Well, I do. read more »
Lipris just called from Albany with some very intriguing news. Today, of course, is Reform Albany Day, and a large number of citizen lobbyists have descended on the capital to demand reform.
Governor Spitzer briefly addressed a gathering of these visitors and said that the legislature at this writing is debating a major reform bill; it's unclear just what that is, exactly, and Lipris unfortunately had no details. The governor intimated, however, that the bill contained major parts of his reform agenda, and if the legislature passes any of those, we're in much better shape as a state.
Stay tuned; details in comments are most welcome.
Update: Direct quote from Eliot Spitzer:
Today is the day when the New York State Legislature shows its true colors.
Update 2: Announcement expected at 3 PM; there are apparently two bills under consideration in the Assembly, one the Spitzer bill, the other a Silver-backed pseudo-measure. Lipris describes the latter as "nibbling around the edges". So we will get some measure of reform today, certainly on Assembly rules. The question, dear legislators, is whether that change will be real, or cosmetic. Please: we can't go on like this. Have courage. Vote for real change.
Update 3: The Spitzer bill is about campaign finance reform, according to Senator Malcolm Smith.
Update 4: The bill eliminates the LLC/corporate subsidiary donations loophole, puts caps on the amounts family members can give, and beefs up enforcement via the BoE. No word on lowering contribution limits.
Update 5: It's over. To quote Liz Krueger: "Bruno killed it". The Assembly, it appears, had been willing to go along; but the reactionary neanderthals in the Senate, well, they like things just the way they are.

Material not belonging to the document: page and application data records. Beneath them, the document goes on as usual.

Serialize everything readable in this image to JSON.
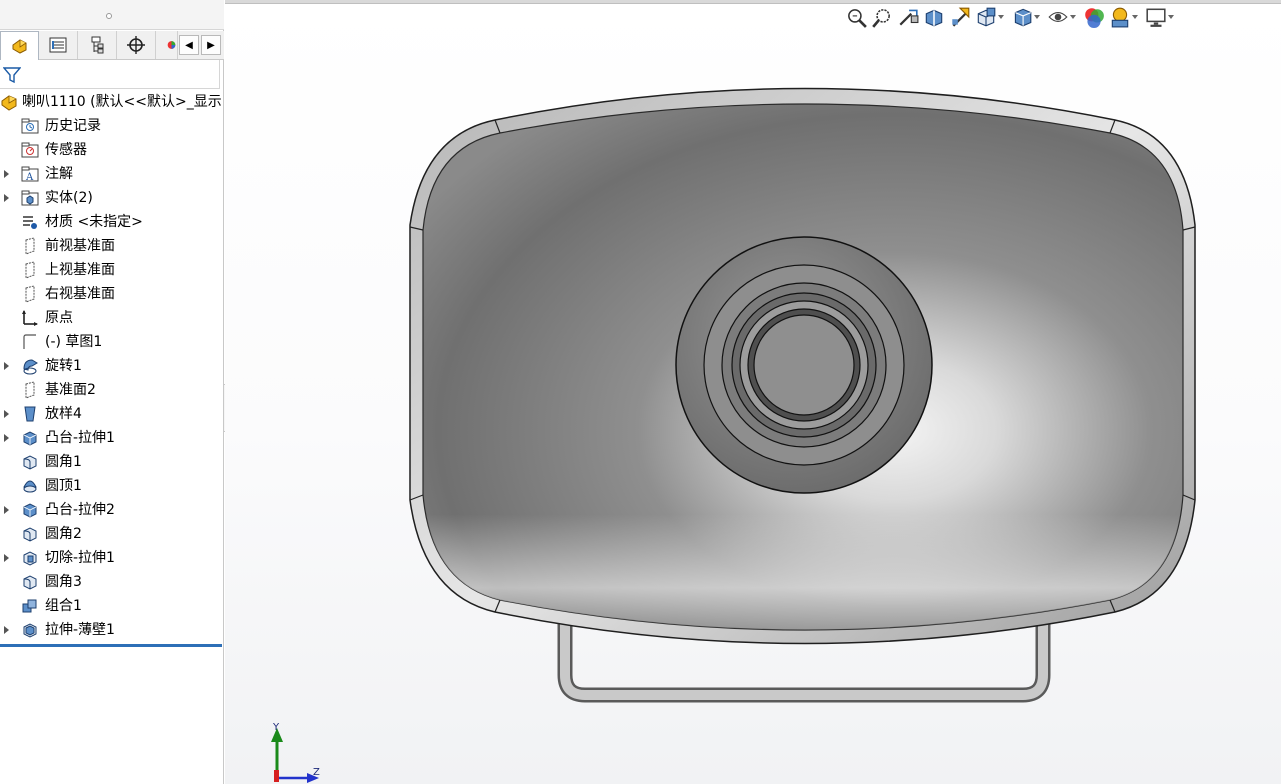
{
  "feature_tree": {
    "root": {
      "label": "喇叭1110 (默认<<默认>_显示",
      "icon": "part-icon"
    },
    "items": [
      {
        "label": "历史记录",
        "icon": "history-folder-icon",
        "expandable": false
      },
      {
        "label": "传感器",
        "icon": "sensor-folder-icon",
        "expandable": false
      },
      {
        "label": "注解",
        "icon": "annotation-folder-icon",
        "expandable": true
      },
      {
        "label": "实体(2)",
        "icon": "solid-bodies-folder-icon",
        "expandable": true
      },
      {
        "label": "材质 <未指定>",
        "icon": "material-icon",
        "expandable": false
      },
      {
        "label": "前视基准面",
        "icon": "plane-icon",
        "expandable": false
      },
      {
        "label": "上视基准面",
        "icon": "plane-icon",
        "expandable": false
      },
      {
        "label": "右视基准面",
        "icon": "plane-icon",
        "expandable": false
      },
      {
        "label": "原点",
        "icon": "origin-icon",
        "expandable": false
      },
      {
        "label": "(-) 草图1",
        "icon": "sketch-icon",
        "expandable": false
      },
      {
        "label": "旋转1",
        "icon": "revolve-icon",
        "expandable": true
      },
      {
        "label": "基准面2",
        "icon": "plane-icon",
        "expandable": false
      },
      {
        "label": "放样4",
        "icon": "loft-icon",
        "expandable": true
      },
      {
        "label": "凸台-拉伸1",
        "icon": "boss-extrude-icon",
        "expandable": true
      },
      {
        "label": "圆角1",
        "icon": "fillet-icon",
        "expandable": false
      },
      {
        "label": "圆顶1",
        "icon": "dome-icon",
        "expandable": false
      },
      {
        "label": "凸台-拉伸2",
        "icon": "boss-extrude-icon",
        "expandable": true
      },
      {
        "label": "圆角2",
        "icon": "fillet-icon",
        "expandable": false
      },
      {
        "label": "切除-拉伸1",
        "icon": "cut-extrude-icon",
        "expandable": true
      },
      {
        "label": "圆角3",
        "icon": "fillet-icon",
        "expandable": false
      },
      {
        "label": "组合1",
        "icon": "combine-icon",
        "expandable": false
      },
      {
        "label": "拉伸-薄壁1",
        "icon": "thin-extrude-icon",
        "expandable": true
      }
    ]
  },
  "panel_tabs": [
    {
      "name": "feature-manager-tab",
      "active": true
    },
    {
      "name": "property-manager-tab",
      "active": false
    },
    {
      "name": "configuration-manager-tab",
      "active": false
    },
    {
      "name": "dimxpert-manager-tab",
      "active": false
    },
    {
      "name": "display-manager-tab",
      "active": false
    }
  ],
  "heads_up_toolbar": [
    {
      "name": "zoom-to-fit-icon"
    },
    {
      "name": "zoom-to-area-icon"
    },
    {
      "name": "previous-view-icon"
    },
    {
      "name": "section-view-icon"
    },
    {
      "name": "dynamic-annotation-icon"
    },
    {
      "name": "view-orientation-icon",
      "dropdown": true
    },
    {
      "name": "display-style-icon",
      "dropdown": true
    },
    {
      "name": "hide-show-items-icon",
      "dropdown": true
    },
    {
      "name": "edit-appearance-icon"
    },
    {
      "name": "apply-scene-icon",
      "dropdown": true
    },
    {
      "name": "view-settings-icon",
      "dropdown": true
    }
  ],
  "triad": {
    "y_label": "Y",
    "z_label": "Z"
  },
  "colors": {
    "accent": "#2d6fb7",
    "selection_bar": "#2d6fb7",
    "model_gray": "#8a8a8a"
  }
}
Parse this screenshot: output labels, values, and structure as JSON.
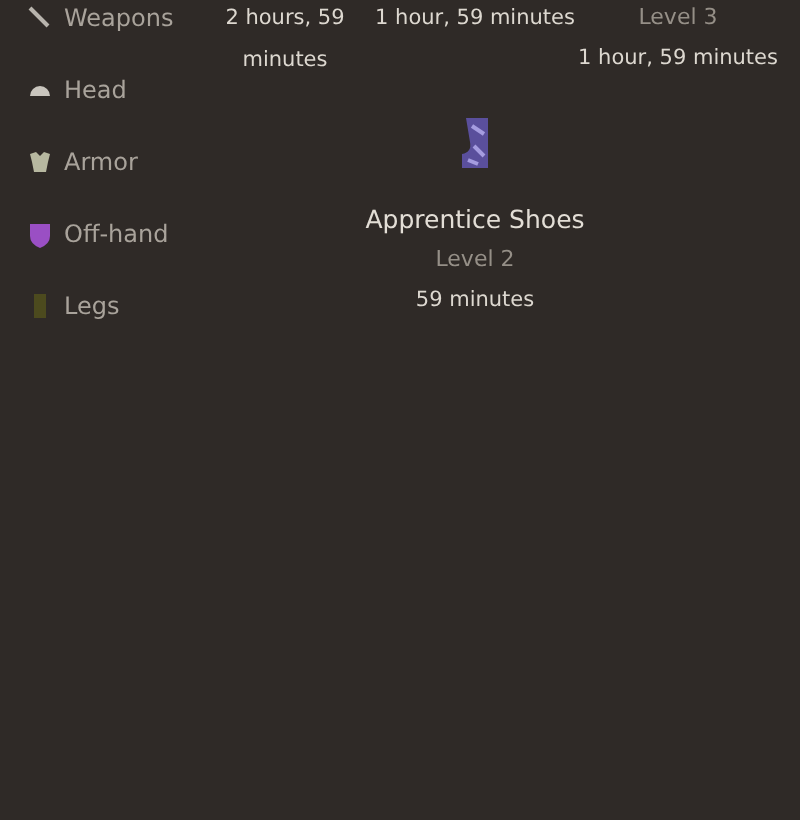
{
  "sidebar": {
    "items": [
      {
        "label": "Weapons"
      },
      {
        "label": "Head"
      },
      {
        "label": "Armor"
      },
      {
        "label": "Off-hand"
      },
      {
        "label": "Legs"
      }
    ]
  },
  "items": [
    {
      "time": "2 hours, 59 minutes"
    },
    {
      "time": "1 hour, 59 minutes"
    },
    {
      "level": "Level 3",
      "time": "1 hour, 59 minutes"
    },
    {
      "name": "Apprentice Shoes",
      "level": "Level 2",
      "time": "59 minutes"
    }
  ]
}
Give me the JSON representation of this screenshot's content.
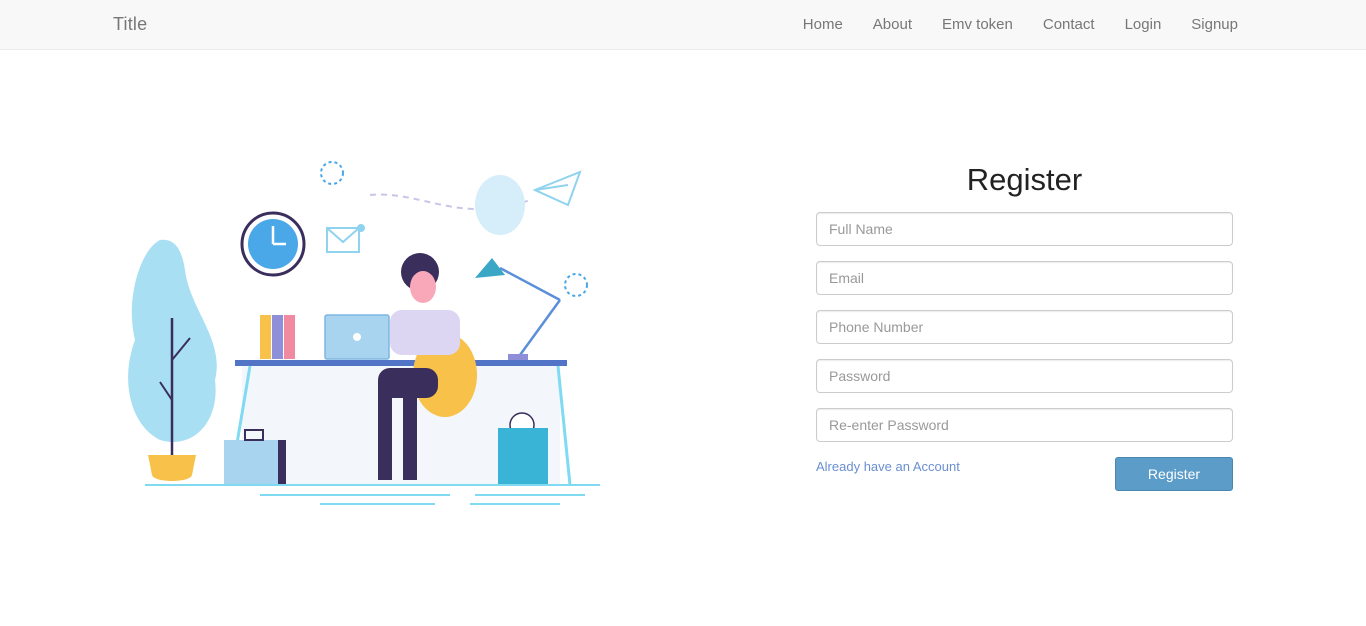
{
  "navbar": {
    "brand": "Title",
    "links": [
      "Home",
      "About",
      "Emv token",
      "Contact",
      "Login",
      "Signup"
    ]
  },
  "form": {
    "title": "Register",
    "fields": {
      "full_name": "Full Name",
      "email": "Email",
      "phone": "Phone Number",
      "password": "Password",
      "repassword": "Re-enter Password"
    },
    "login_link": "Already have an Account",
    "submit": "Register"
  },
  "colors": {
    "accent": "#5b9cc8",
    "link": "#6a8fd0",
    "navbar_bg": "#f8f8f8"
  }
}
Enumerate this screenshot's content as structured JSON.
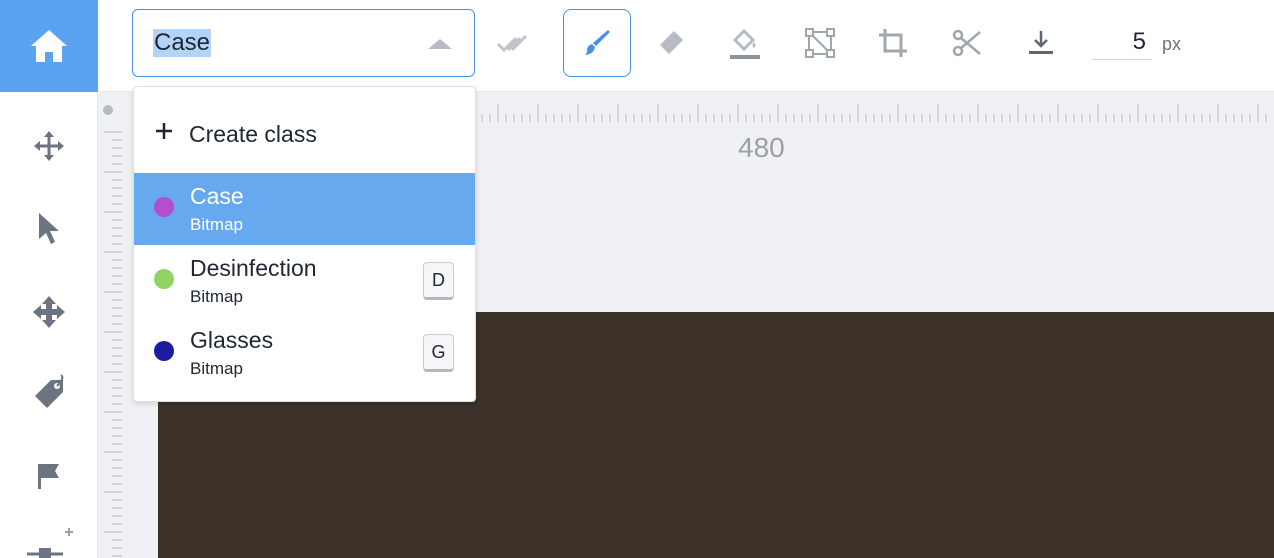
{
  "toolbar": {
    "class_select": {
      "value": "Case"
    },
    "tools": [
      {
        "name": "approve",
        "icon": "double-check-icon"
      },
      {
        "name": "brush",
        "icon": "brush-icon",
        "active": true
      },
      {
        "name": "eraser",
        "icon": "eraser-icon"
      },
      {
        "name": "fill",
        "icon": "paint-bucket-icon"
      },
      {
        "name": "polygon",
        "icon": "polygon-points-icon"
      },
      {
        "name": "crop",
        "icon": "crop-icon"
      },
      {
        "name": "cut",
        "icon": "scissors-icon"
      },
      {
        "name": "download",
        "icon": "download-icon"
      }
    ],
    "brush_size": "5",
    "brush_unit": "px"
  },
  "sidebar": {
    "tools": [
      "home-icon",
      "move-icon",
      "pointer-icon",
      "pan-icon",
      "tag-icon",
      "flag-icon",
      "add-point-icon"
    ]
  },
  "ruler": {
    "label": "480"
  },
  "dropdown": {
    "create_label": "Create class",
    "options": [
      {
        "name": "Case",
        "type": "Bitmap",
        "color": "#b24fcf",
        "shortcut": "",
        "selected": true
      },
      {
        "name": "Desinfection",
        "type": "Bitmap",
        "color": "#8fd364",
        "shortcut": "D"
      },
      {
        "name": "Glasses",
        "type": "Bitmap",
        "color": "#1c1c9e",
        "shortcut": "G"
      }
    ]
  },
  "colors": {
    "accent": "#4a90e2",
    "selected_row": "#67a9ee",
    "home_bg": "#5aa3f0"
  }
}
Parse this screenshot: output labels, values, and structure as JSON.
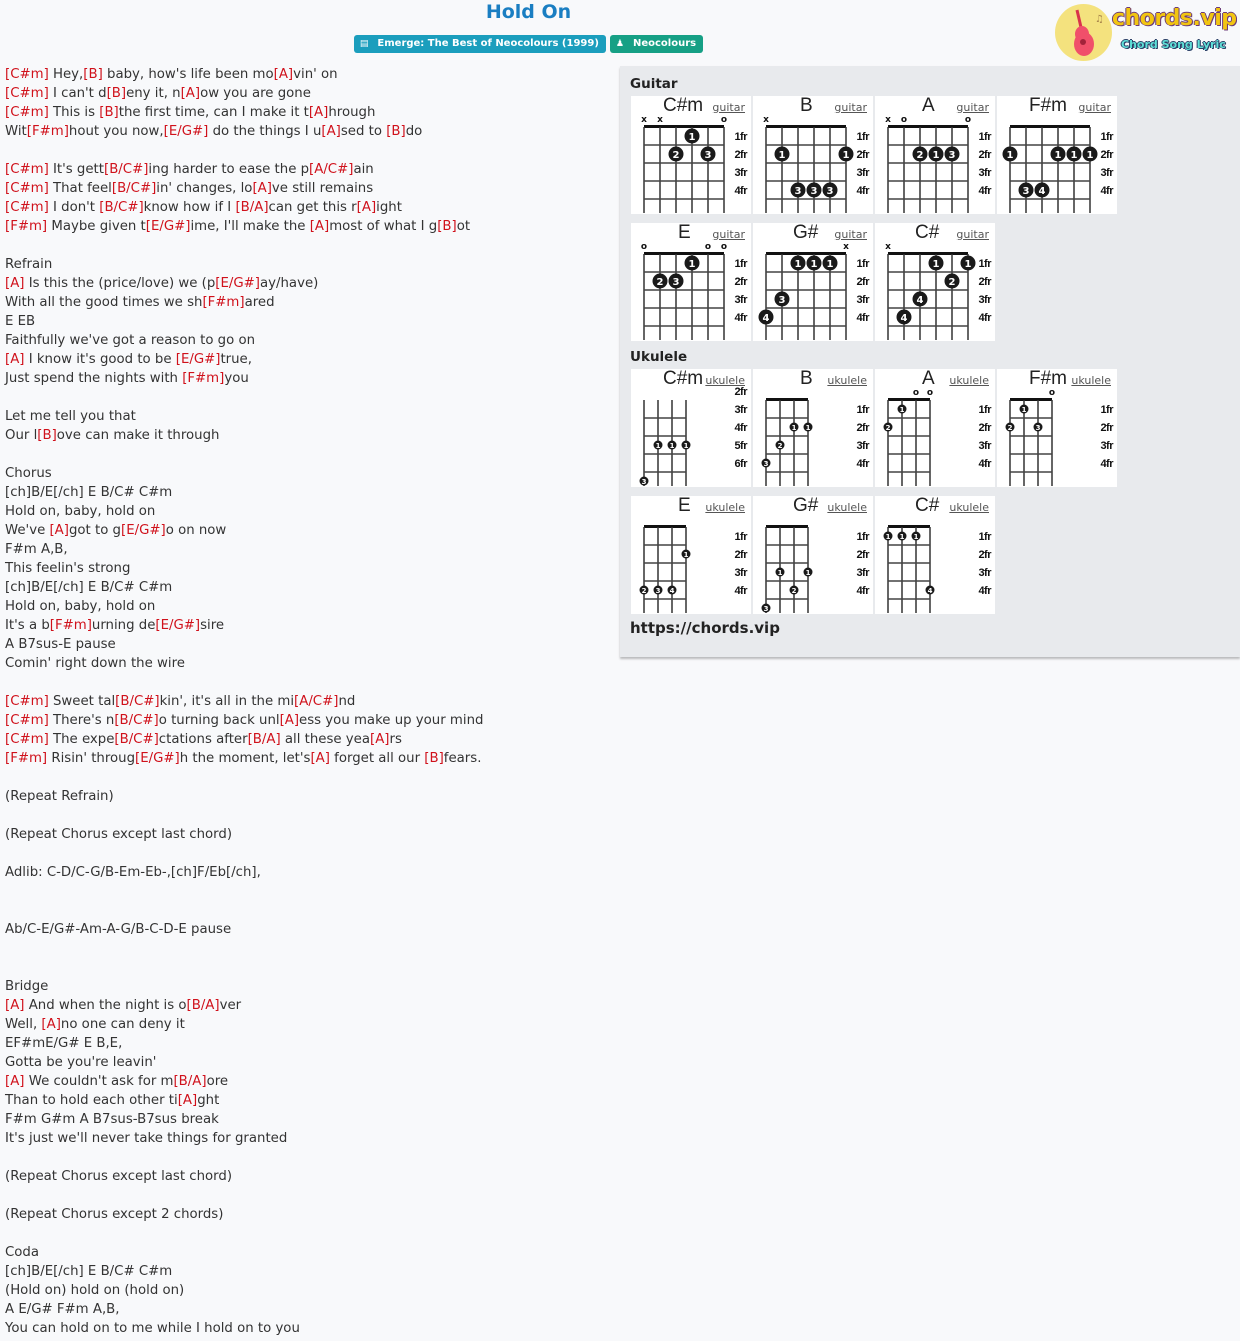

Want reform? Overthrow the republican Senate majority in 2008.